Leaving the pictures aside, return all of the data below exactly.

Recorded data
· · ·

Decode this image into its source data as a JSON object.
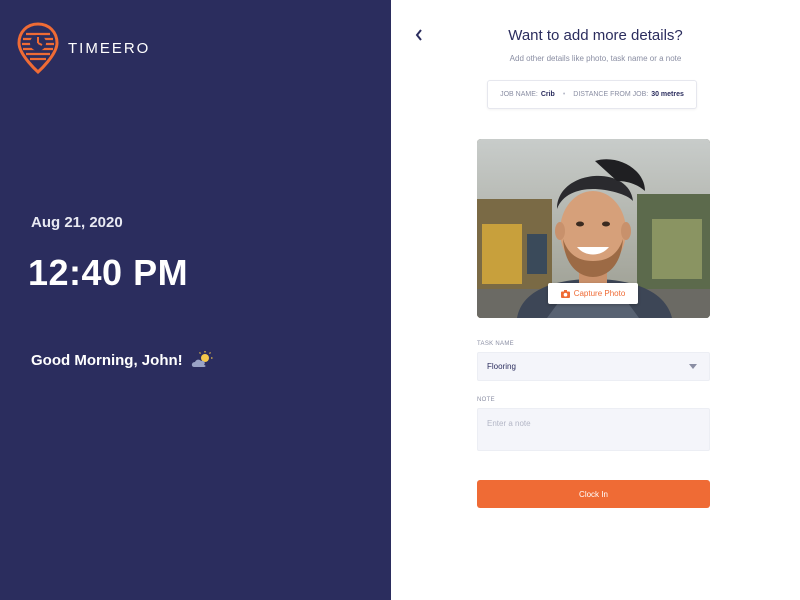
{
  "brand": {
    "name": "TIMEERO",
    "logo_icon": "clock-pin-logo",
    "accent": "#ef6b35"
  },
  "left": {
    "date": "Aug 21, 2020",
    "time": "12:40 PM",
    "greeting": "Good Morning, John!",
    "weather_icon": "partly-cloudy-icon",
    "background": "#2b2d5e"
  },
  "right": {
    "back_icon": "chevron-left-icon",
    "title": "Want to add more details?",
    "subtitle": "Add other details like photo, task name or a note",
    "job": {
      "name_label": "JOB NAME:",
      "name_value": "Crib",
      "separator": "•",
      "distance_label": "DISTANCE FROM JOB:",
      "distance_value": "30 metres"
    },
    "photo": {
      "capture_label": "Capture Photo",
      "capture_icon": "camera-icon"
    },
    "task": {
      "label": "TASK NAME",
      "value": "Flooring",
      "caret_icon": "chevron-down-icon"
    },
    "note": {
      "label": "NOTE",
      "placeholder": "Enter a note"
    },
    "clock_in_label": "Clock In"
  }
}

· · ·

◆ Output of the task:
Decode this image into its source data as a JSON object.
{
  "brand": {
    "name": "TIMEERO",
    "logo_icon": "clock-pin-logo",
    "accent": "#ef6b35"
  },
  "left": {
    "date": "Aug 21, 2020",
    "time": "12:40 PM",
    "greeting": "Good Morning, John!",
    "weather_icon": "partly-cloudy-icon",
    "background": "#2b2d5e"
  },
  "right": {
    "back_icon": "chevron-left-icon",
    "title": "Want to add more details?",
    "subtitle": "Add other details like photo, task name or a note",
    "job": {
      "name_label": "JOB NAME:",
      "name_value": "Crib",
      "separator": "•",
      "distance_label": "DISTANCE FROM JOB:",
      "distance_value": "30 metres"
    },
    "photo": {
      "capture_label": "Capture Photo",
      "capture_icon": "camera-icon"
    },
    "task": {
      "label": "TASK NAME",
      "value": "Flooring",
      "caret_icon": "chevron-down-icon"
    },
    "note": {
      "label": "NOTE",
      "placeholder": "Enter a note"
    },
    "clock_in_label": "Clock In"
  }
}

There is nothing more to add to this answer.